by Victor Lopez
NewsWest 9

FORT STOCKTON-- Clayton Williams wants to draw water from existing wells in Pecos County and ship it to Midland.  On Tuesday, during a public meeting of the Middle Pecos Groundwater Conservation District, that plan drew some fierce opposition from local residents.

Decades ago, several water supplies fed an above ground watering hole that many people enjoyed for swimming during the summer.  In the 1950s, Clayton Williams and Fort Stockton Holdings were granted permits to drill water wells in the area, drying up those water supplies and forcing the creation of what is now the Fort Stockton city swimming pool.

People who spoke at Tuesday morning's meeting are afraid if Williams is allowed to drill again, history might repeat itself.
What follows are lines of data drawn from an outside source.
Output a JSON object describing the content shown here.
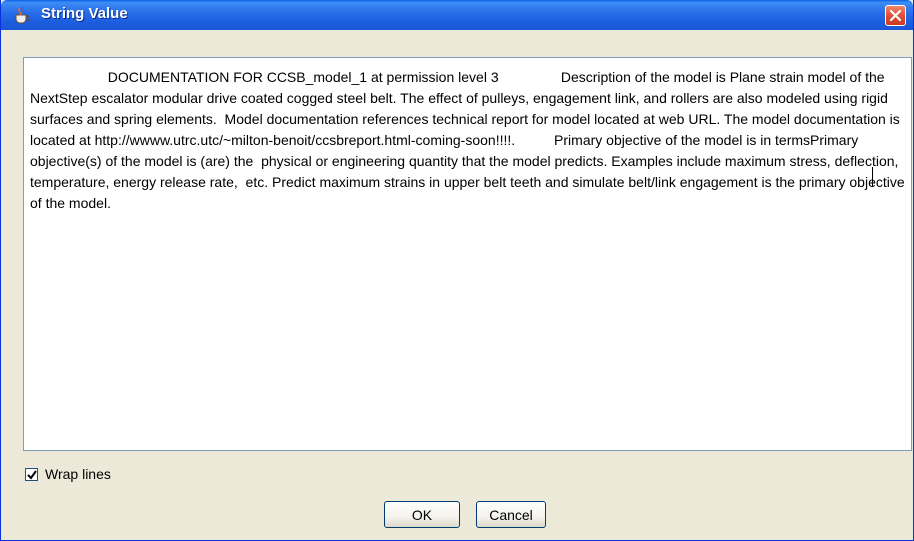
{
  "window": {
    "title": "String Value",
    "icon": "java-cup-icon",
    "close_icon": "close-x-icon"
  },
  "editor": {
    "text": "                    DOCUMENTATION FOR CCSB_model_1 at permission level 3                Description of the model is Plane strain model of the NextStep escalator modular drive coated cogged steel belt. The effect of pulleys, engagement link, and rollers are also modeled using rigid surfaces and spring elements.  Model documentation references technical report for model located at web URL. The model documentation is located at http://wwww.utrc.utc/~milton-benoit/ccsbreport.html-coming-soon!!!!.          Primary objective of the model is in termsPrimary objective(s) of the model is (are) the  physical or engineering quantity that the model predicts. Examples include maximum stress, deflection, temperature, energy release rate,  etc. Predict maximum strains in upper belt teeth and simulate belt/link engagement is the primary objective of the model."
  },
  "options": {
    "wrap_lines_label": "Wrap lines",
    "wrap_lines_checked": true
  },
  "buttons": {
    "ok_label": "OK",
    "cancel_label": "Cancel"
  },
  "colors": {
    "titlebar": "#1b5fe0",
    "close_button": "#e0543a",
    "dialog_background": "#ece9d8"
  }
}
"I've been here in the 50's when a few irrigation wells in the Leon-Belding area caused the Comanche Springs to stop flowing and it stressed the water supply for the city of Fort Stockton," one resident said.

"Walter's rule says without water, you're out of everything, thank you," another person said.

Whether they had a personal, vested interest or were representing a larger group, a handful of Pecos County area residents made it clear, they don't want Clayton Williams touching their water.

Fort Stockton Mayor Ruben Falcon has been fighting this battle for over a year, "We're trying to tell people this is a bigger issue than it was being made out to be."

Paul Latham is the Vice President of Clayton Williams company, Fort Stockton Holdings.

He says, he understands how people feel right now but hopes they'll change their minds, once they get all the facts,  "There's been a lot of misinformation about our application.  We're not going to be producing any more water than we produce today.  We're not going to drill any more wells than we have today."

Water studies are being conducted to access the effect the excessive drilling will have on the area water supply.

While they welcome the results, Fort Stockton City Councilman Arthur Orona says you can already see some of those effects, "From my opinion, I can say, come look at the springs, or lack of and you'll have your studies.  The waters don't flow seldomly, 3 months out of the year or less, depending on the pumping they do at Williams farm."

Not everyone at the meeting was against the proposal.  Some were even willing to hold off on forming an opinion until the water studies are complete.  The insecurity of not knowing what the future holds for their water supply has left many with a bad taste in their mouth.

One resident summed it up like this, "If you're thirsty, why would you go to the desert to get a drink?"